For those of you who have not heard of this incredible literary tool, now is the time! My husband, who is very proud of his complete 72-book-set, has opened my eyes to a busy woman’s solution to becoming more informed of classic books’ story lines.
Like many of you, one of the many reasons I don’t read more is because I don’t
have make enough time. Another reason is that these sometimes humungous books they call the “classics” are somewhat intimidating and scream “COMMITMENT!”
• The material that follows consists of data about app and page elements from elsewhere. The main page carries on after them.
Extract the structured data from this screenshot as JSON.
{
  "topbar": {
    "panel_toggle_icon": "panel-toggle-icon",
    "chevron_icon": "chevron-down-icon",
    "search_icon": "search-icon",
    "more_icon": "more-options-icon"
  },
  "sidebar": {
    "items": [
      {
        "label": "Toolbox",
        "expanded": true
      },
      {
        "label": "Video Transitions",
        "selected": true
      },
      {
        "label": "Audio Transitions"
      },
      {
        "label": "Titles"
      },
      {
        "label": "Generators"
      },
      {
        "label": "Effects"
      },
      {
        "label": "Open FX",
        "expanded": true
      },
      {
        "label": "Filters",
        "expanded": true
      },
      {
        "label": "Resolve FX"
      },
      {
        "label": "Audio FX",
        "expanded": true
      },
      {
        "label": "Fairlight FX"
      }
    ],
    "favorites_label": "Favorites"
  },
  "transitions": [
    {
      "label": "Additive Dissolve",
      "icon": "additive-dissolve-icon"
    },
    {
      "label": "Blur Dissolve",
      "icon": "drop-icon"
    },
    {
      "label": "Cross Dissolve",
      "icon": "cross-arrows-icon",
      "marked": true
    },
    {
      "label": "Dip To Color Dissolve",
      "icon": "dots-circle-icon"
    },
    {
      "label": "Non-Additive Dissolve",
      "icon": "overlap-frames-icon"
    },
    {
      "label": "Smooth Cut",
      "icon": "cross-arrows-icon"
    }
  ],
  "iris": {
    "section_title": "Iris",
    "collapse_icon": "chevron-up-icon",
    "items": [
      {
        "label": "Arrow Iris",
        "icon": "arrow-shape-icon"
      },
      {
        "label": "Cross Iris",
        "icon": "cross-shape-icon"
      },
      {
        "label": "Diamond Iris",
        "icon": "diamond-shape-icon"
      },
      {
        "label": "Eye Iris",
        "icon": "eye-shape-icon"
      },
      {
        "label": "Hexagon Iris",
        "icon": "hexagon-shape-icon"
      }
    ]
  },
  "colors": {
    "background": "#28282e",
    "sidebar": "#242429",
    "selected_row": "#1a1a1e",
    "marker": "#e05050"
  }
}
I was talking to a friend the other day, and she was reading a book about how you don’t have to necessarily commit to finish every book that you pick up and start reading. There is no law against deciding that you don’t want to finish a book. Who would have thought? You can decide whether or not the book is worth finishing. It kind of goes against the idealistic view of “finishing what you start,” and I am not dogging on the merit of that statement! I just choose to look at this as granting yourself with more agency over your time. That way, you can look at a book and not be afraid of what you might be sacrificing by picking it up. You might be more inclined to read more! (Other ideas on how to make reading more efficient are mentioned in another friend’s blog, The Story Girl. You should check it out!)
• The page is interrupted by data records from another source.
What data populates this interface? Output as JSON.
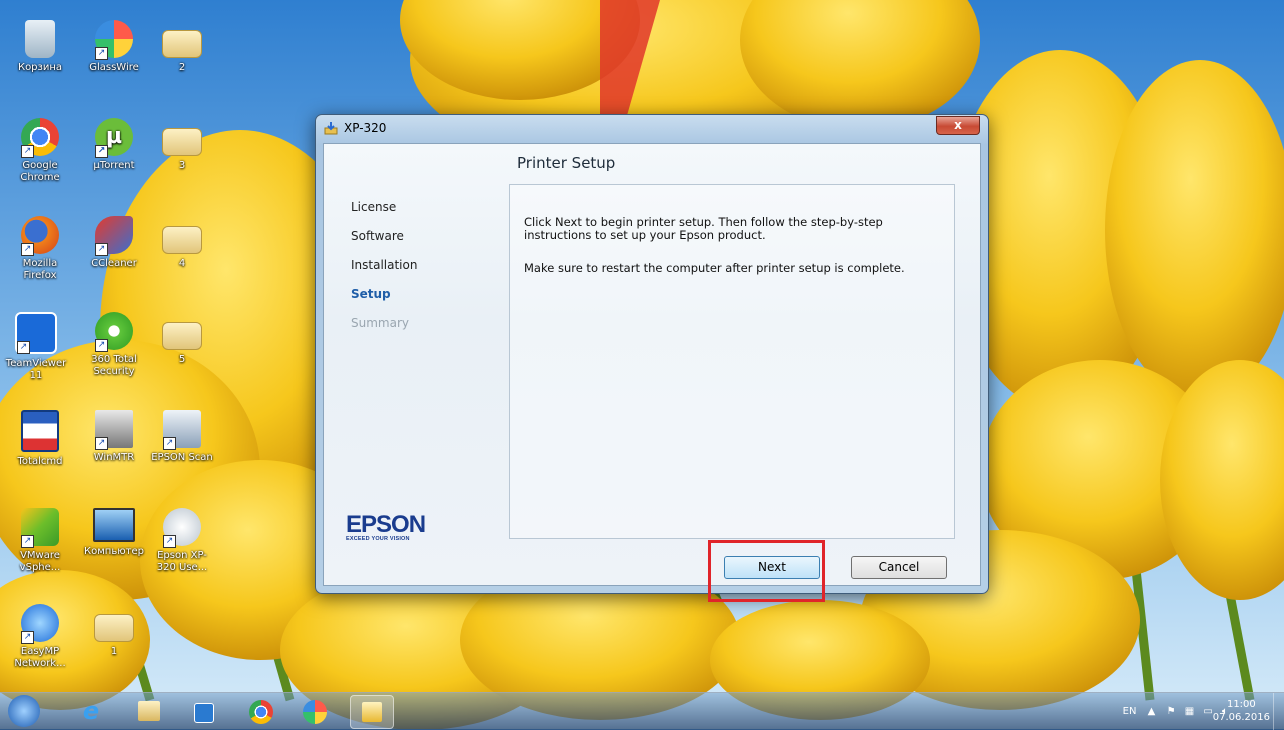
{
  "desktop": {
    "icons": [
      {
        "label": "Корзина",
        "icon": "recycle-bin-icon"
      },
      {
        "label": "GlassWire",
        "icon": "glasswire-icon"
      },
      {
        "label": "2",
        "icon": "folder-icon"
      },
      {
        "label": "Google Chrome",
        "icon": "chrome-icon"
      },
      {
        "label": "µTorrent",
        "icon": "utorrent-icon"
      },
      {
        "label": "3",
        "icon": "folder-icon"
      },
      {
        "label": "Mozilla Firefox",
        "icon": "firefox-icon"
      },
      {
        "label": "CCleaner",
        "icon": "ccleaner-icon"
      },
      {
        "label": "4",
        "icon": "folder-icon"
      },
      {
        "label": "TeamViewer 11",
        "icon": "teamviewer-icon"
      },
      {
        "label": "360 Total Security",
        "icon": "360-security-icon"
      },
      {
        "label": "5",
        "icon": "folder-icon"
      },
      {
        "label": "Totalcmd",
        "icon": "floppy-icon"
      },
      {
        "label": "WinMTR",
        "icon": "winmtr-icon"
      },
      {
        "label": "EPSON Scan",
        "icon": "scanner-icon"
      },
      {
        "label": "VMware vSphe...",
        "icon": "vmware-icon"
      },
      {
        "label": "Компьютер",
        "icon": "computer-icon"
      },
      {
        "label": "Epson XP-320 Use...",
        "icon": "epson-manual-icon"
      },
      {
        "label": "EasyMP Network...",
        "icon": "easymp-icon"
      },
      {
        "label": "1",
        "icon": "folder-icon"
      }
    ]
  },
  "window": {
    "title": "XP-320",
    "close_label": "x",
    "heading": "Printer Setup",
    "steps": [
      "License",
      "Software",
      "Installation",
      "Setup",
      "Summary"
    ],
    "active_step": "Setup",
    "message1": "Click Next to begin printer setup. Then follow the step-by-step instructions to set up your Epson product.",
    "message2": "Make sure to restart the computer after printer setup is complete.",
    "logo_brand": "EPSON",
    "logo_tagline": "EXCEED YOUR VISION",
    "next_label": "Next",
    "cancel_label": "Cancel"
  },
  "taskbar": {
    "apps": [
      "start-orb-icon",
      "internet-explorer-icon",
      "file-explorer-icon",
      "media-player-icon",
      "chrome-icon",
      "glasswire-icon",
      "epson-installer-icon"
    ],
    "language": "EN",
    "time": "11:00",
    "date": "07.06.2016"
  },
  "colors": {
    "highlight": "#e0242a",
    "accent": "#1f5ea8"
  }
}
Another solution instead of simply putting a book down forever is the Pocket Classic solution. These are short, 50 page little comic books that tell the story line of major books (which are often asked for on summer reading lists for high schoolers) in a fun, easy to read way. They can literally fit in your pocket (if you squish them a little…) You can skim through one of these in like 45 minutes, decide if you like it or not, and invest in reading the thorough version later if you want! If nothing else, you won’t feel like an idiot at the next dinner party when literary people are discussing esoteric book language. You’ll most likely be able to at least keep up. Spark notes were always a godsend, but these are so much more cute and entertaining! Not to mention, they’re great for kids!
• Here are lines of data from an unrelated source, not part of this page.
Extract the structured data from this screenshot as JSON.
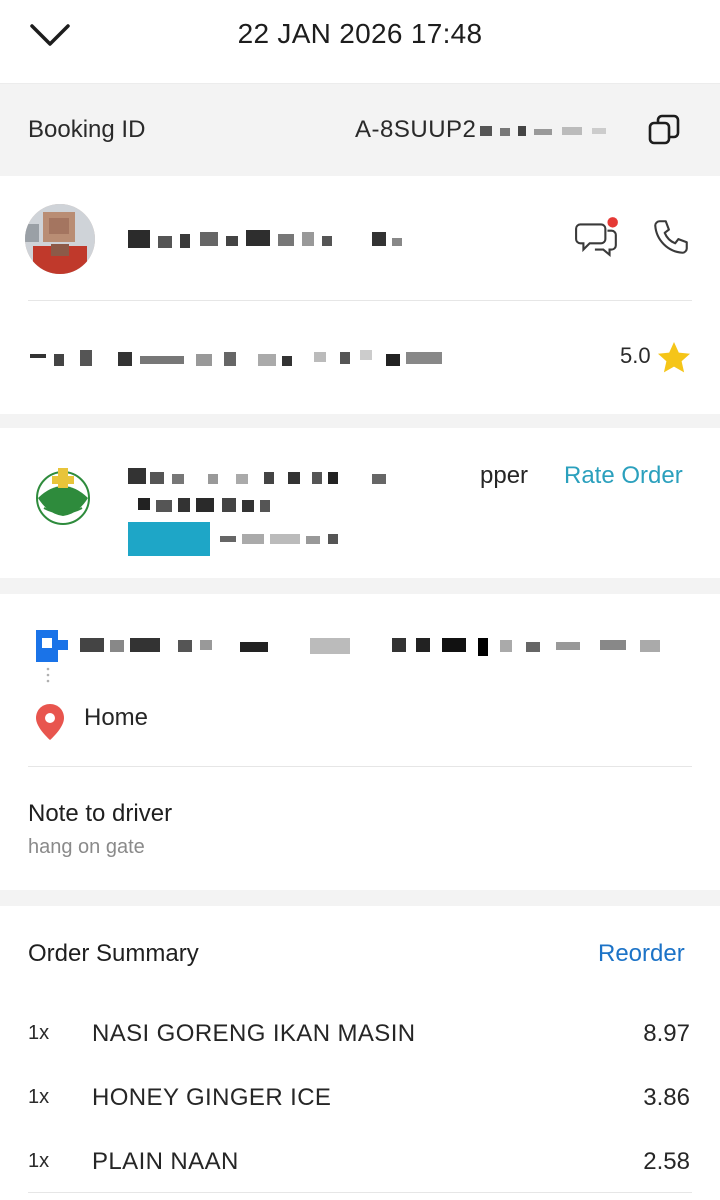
{
  "header": {
    "title": "22 JAN 2026 17:48",
    "back_icon": "chevron-down-icon"
  },
  "booking": {
    "label": "Booking ID",
    "value": "A-8SUUP2",
    "copy_icon": "copy-icon"
  },
  "driver": {
    "rating": "5.0",
    "chat_icon": "chat-icon",
    "call_icon": "phone-icon",
    "star_icon": "star-icon",
    "accent": "#f5c518",
    "unread_dot": "#e53935"
  },
  "merchant": {
    "merchant_partial_text": "pper",
    "rate_order_label": "Rate Order",
    "rate_color": "#2ba0bd"
  },
  "route": {
    "pickup_icon": "pickup-square-icon",
    "dropoff_icon": "location-pin-icon",
    "dropoff_label": "Home",
    "note_title": "Note to driver",
    "note_text": "hang on gate"
  },
  "order_summary": {
    "heading": "Order Summary",
    "reorder_label": "Reorder",
    "reorder_color": "#1c73c7",
    "items": [
      {
        "qty": "1x",
        "name": "NASI GORENG IKAN MASIN",
        "price": "8.97"
      },
      {
        "qty": "1x",
        "name": "HONEY GINGER ICE",
        "price": "3.86"
      },
      {
        "qty": "1x",
        "name": "PLAIN NAAN",
        "price": "2.58"
      }
    ]
  }
}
I don’t think these books are in print any more, but we were able to find a lot of them on Craigslist and eBay. Enjoy!